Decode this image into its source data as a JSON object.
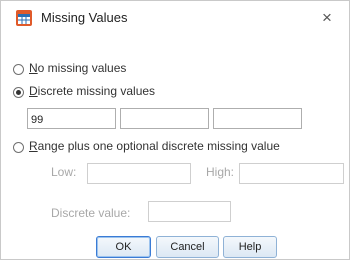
{
  "window": {
    "title": "Missing Values",
    "close_glyph": "×",
    "icon": "spss-table-icon"
  },
  "options": {
    "no_missing": {
      "prefix": "",
      "mnemonic": "N",
      "rest": "o missing values",
      "selected": false
    },
    "discrete": {
      "prefix": "",
      "mnemonic": "D",
      "rest": "iscrete missing values",
      "selected": true
    },
    "range": {
      "prefix": "",
      "mnemonic": "R",
      "rest": "ange plus one optional discrete missing value",
      "selected": false
    }
  },
  "discrete_values": [
    "99",
    "",
    ""
  ],
  "range": {
    "low_label": "Low:",
    "low_value": "",
    "high_label": "High:",
    "high_value": "",
    "discrete_label": "Discrete value:",
    "discrete_value": ""
  },
  "buttons": {
    "ok": "OK",
    "cancel": "Cancel",
    "help": "Help"
  },
  "colors": {
    "button_border": "#8fb2d6",
    "default_button_border": "#3a7bd5",
    "disabled_text": "#a8a8a8"
  }
}
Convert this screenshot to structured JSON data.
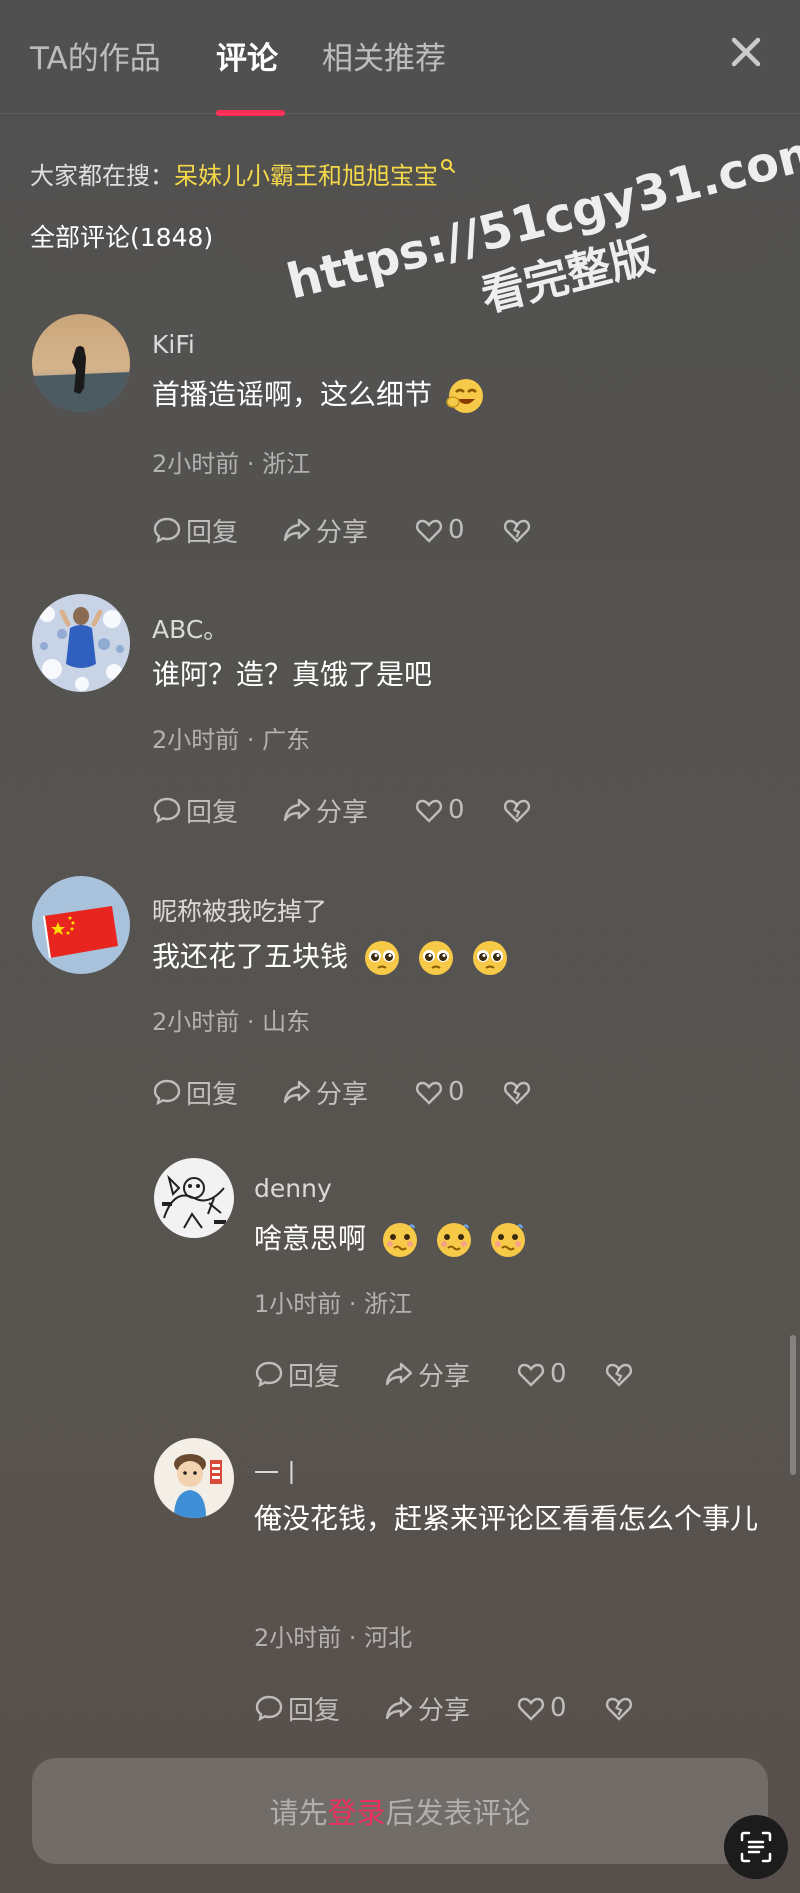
{
  "tabs": [
    {
      "label": "TA的作品"
    },
    {
      "label": "评论"
    },
    {
      "label": "相关推荐"
    }
  ],
  "search": {
    "prefix": "大家都在搜：",
    "keyword": "呆妹儿小霸王和旭旭宝宝"
  },
  "comment_count_label": "全部评论(1848)",
  "watermark": {
    "line1": "https://51cgy31.com",
    "line2": "看完整版"
  },
  "actions": {
    "reply": "回复",
    "share": "分享"
  },
  "comments": [
    {
      "username": "KiFi",
      "text": "首播造谣啊，这么细节",
      "emojis": [
        "laugh-emoji"
      ],
      "time": "2小时前",
      "location": "浙江",
      "likes": "0"
    },
    {
      "username": "ABC。",
      "text": "谁阿？造？真饿了是吧",
      "emojis": [],
      "time": "2小时前",
      "location": "广东",
      "likes": "0"
    },
    {
      "username": "昵称被我吃掉了",
      "text": "我还花了五块钱",
      "emojis": [
        "pleading-emoji",
        "pleading-emoji",
        "pleading-emoji"
      ],
      "time": "2小时前",
      "location": "山东",
      "likes": "0"
    },
    {
      "username": "denny",
      "text": "啥意思啊",
      "emojis": [
        "confused-emoji",
        "confused-emoji",
        "confused-emoji"
      ],
      "time": "1小时前",
      "location": "浙江",
      "likes": "0"
    },
    {
      "username": "一丨",
      "text": "俺没花钱，赶紧来评论区看看怎么个事儿",
      "emojis": [],
      "time": "2小时前",
      "location": "河北",
      "likes": "0"
    }
  ],
  "meta_separator": " · ",
  "input": {
    "prefix": "请先",
    "login": "登录",
    "suffix": "后发表评论"
  },
  "colors": {
    "accent": "#fe2c55",
    "keyword": "#f5d84a"
  }
}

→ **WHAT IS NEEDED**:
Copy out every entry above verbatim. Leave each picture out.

→ **EXERCISE ANSWER**:
Decode this image into its source data as a JSON object.
{
  "window": {
    "title": "Missing Values",
    "close_glyph": "×",
    "icon": "spss-table-icon"
  },
  "options": {
    "no_missing": {
      "prefix": "",
      "mnemonic": "N",
      "rest": "o missing values",
      "selected": false
    },
    "discrete": {
      "prefix": "",
      "mnemonic": "D",
      "rest": "iscrete missing values",
      "selected": true
    },
    "range": {
      "prefix": "",
      "mnemonic": "R",
      "rest": "ange plus one optional discrete missing value",
      "selected": false
    }
  },
  "discrete_values": [
    "99",
    "",
    ""
  ],
  "range": {
    "low_label": "Low:",
    "low_value": "",
    "high_label": "High:",
    "high_value": "",
    "discrete_label": "Discrete value:",
    "discrete_value": ""
  },
  "buttons": {
    "ok": "OK",
    "cancel": "Cancel",
    "help": "Help"
  },
  "colors": {
    "button_border": "#8fb2d6",
    "default_button_border": "#3a7bd5",
    "disabled_text": "#a8a8a8"
  }
}
Convert this screenshot to structured JSON data.
{
  "tabs": [
    {
      "label": "TA的作品"
    },
    {
      "label": "评论"
    },
    {
      "label": "相关推荐"
    }
  ],
  "search": {
    "prefix": "大家都在搜：",
    "keyword": "呆妹儿小霸王和旭旭宝宝"
  },
  "comment_count_label": "全部评论(1848)",
  "watermark": {
    "line1": "https://51cgy31.com",
    "line2": "看完整版"
  },
  "actions": {
    "reply": "回复",
    "share": "分享"
  },
  "comments": [
    {
      "username": "KiFi",
      "text": "首播造谣啊，这么细节",
      "emojis": [
        "laugh-emoji"
      ],
      "time": "2小时前",
      "location": "浙江",
      "likes": "0"
    },
    {
      "username": "ABC。",
      "text": "谁阿？造？真饿了是吧",
      "emojis": [],
      "time": "2小时前",
      "location": "广东",
      "likes": "0"
    },
    {
      "username": "昵称被我吃掉了",
      "text": "我还花了五块钱",
      "emojis": [
        "pleading-emoji",
        "pleading-emoji",
        "pleading-emoji"
      ],
      "time": "2小时前",
      "location": "山东",
      "likes": "0"
    },
    {
      "username": "denny",
      "text": "啥意思啊",
      "emojis": [
        "confused-emoji",
        "confused-emoji",
        "confused-emoji"
      ],
      "time": "1小时前",
      "location": "浙江",
      "likes": "0"
    },
    {
      "username": "一丨",
      "text": "俺没花钱，赶紧来评论区看看怎么个事儿",
      "emojis": [],
      "time": "2小时前",
      "location": "河北",
      "likes": "0"
    }
  ],
  "meta_separator": " · ",
  "input": {
    "prefix": "请先",
    "login": "登录",
    "suffix": "后发表评论"
  },
  "colors": {
    "accent": "#fe2c55",
    "keyword": "#f5d84a"
  }
}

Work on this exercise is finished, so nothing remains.